WASHINGTON — The general tasked with delivering the Pentagon’s future battlefield network said that the new joint war-fighting concept needs an enterprise cloud to provide wide accessibility.
A cloud for use across the DoD would extend the access that a basic cloud environment provides, which will be important for Joint All-Domain Command and Control, Lt. Gen. Dennis Crall, chief information officer for the Joint Chiefs of Staff, said Wednesday at the C4ISRNET Conference.
“If you think about the challenge we have in AI, in amalgamating data and sharing data, what it means to take processing and move that processing requirement to the tactical edge, without a cloud none of this” is possible, Crall said at the conference.
The trouble is that a pending court case has delayed for more than a year the Pentagon’s landmark contract for the Joint Enterprise Defense Infrastructure cloud, worth up to $10 billion over 10 years.
Delivering the ability to process data at the tactical edge and develop artificial intelligence tools has been the Pentagon’s core justification for JEDI since the project’s outset. The contract went to Microsoft in October 2019, but a court challenge by Amazon Web Services prevents the DoD and Microsoft from building the JEDI cloud. Cloud computing would also help the joint force develop its DevSecOps environment to build and deliver software to war fighters faster.
No matter what happens with the JEDI cloud, the Pentagon has stressed that it needs an enterprise cloud computing capability. And the department must make sure it is set up to accommodate and take advantage of an enterprise cloud once it’s available.
“Just because you’ve established the environment doesn’t mean you have the sharing agreements and doesn’t necessarily mean you have the security apparatus in place to ensure the data is safe,” Crall said. “So we’ve got we’ve got a lot of homework to do outside of just the establishment of this, and the clouds got to be a cloud built for DoD.”

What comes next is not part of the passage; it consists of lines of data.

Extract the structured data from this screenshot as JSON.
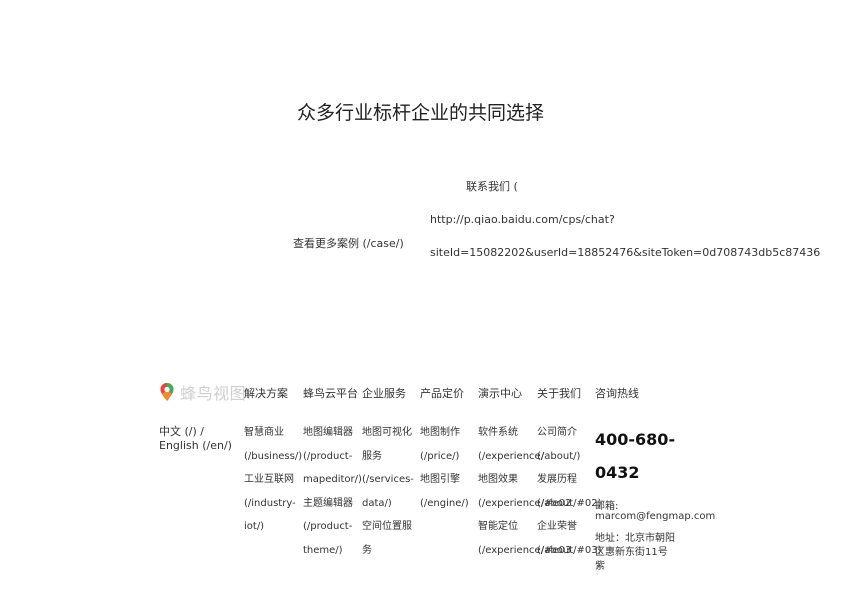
{
  "headline": "众多行业标杆企业的共同选择",
  "more_cases": "查看更多案例 (/case/)",
  "contact": {
    "line1": "联系我们 (",
    "line2": "http://p.qiao.baidu.com/cps/chat?",
    "line3": "siteId=15082202&userId=18852476&siteToken=0d708743db5c87436"
  },
  "footer": {
    "logo_text": "蜂鸟视图",
    "lang": "中文 (/) / English (/en/)",
    "columns": [
      {
        "title": "解决方案",
        "items": [
          "智慧商业",
          "(/business/)",
          "工业互联网",
          "(/industry-",
          "iot/)"
        ]
      },
      {
        "title": "蜂鸟云平台",
        "items": [
          "地图编辑器",
          "(/product-",
          "mapeditor/)",
          "主题编辑器",
          "(/product-",
          "theme/)"
        ]
      },
      {
        "title": "企业服务",
        "items": [
          "地图可视化",
          "服务",
          "(/services-",
          "data/)",
          "空间位置服",
          "务"
        ]
      },
      {
        "title": "产品定价",
        "items": [
          "地图制作",
          "(/price/)",
          "地图引擎",
          "(/engine/)"
        ]
      },
      {
        "title": "演示中心",
        "items": [
          "软件系统",
          "(/experience/",
          "地图效果",
          "(/experience/#e02",
          "智能定位",
          "(/experience/#e03"
        ]
      },
      {
        "title": "关于我们",
        "items": [
          "公司简介",
          "(/about/)",
          "发展历程",
          "(/about/#02)",
          "企业荣誉",
          "(/about/#03)"
        ]
      }
    ],
    "hotline": {
      "title": "咨询热线",
      "number_line1": "400-680-",
      "number_line2": "0432",
      "email_label": "邮箱:",
      "email": "marcom@fengmap.com",
      "address": "地址：北京市朝阳区惠新东街11号紫"
    }
  }
}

JADC2′s unique requirements mean that the department will have specific cloud requirements for an enterprise cloud.
“Not all clouds function the same. Can they handle disconnected operations? How do they function when their [connection is] reestablished? There are certain cloud designs that do not lend itself to our war fighter, so we have to be we are very particular about those requirements that go into it.”
Andrew Eversden covers all things defense technology for C4ISRNET. He previously reported on federal IT and cybersecurity for Federal Times and Fifth Domain, and worked as a congressional reporting fellow for the Texas Tribune. He was also a Washington intern for the Durango Herald. Andrew is a graduate of American University.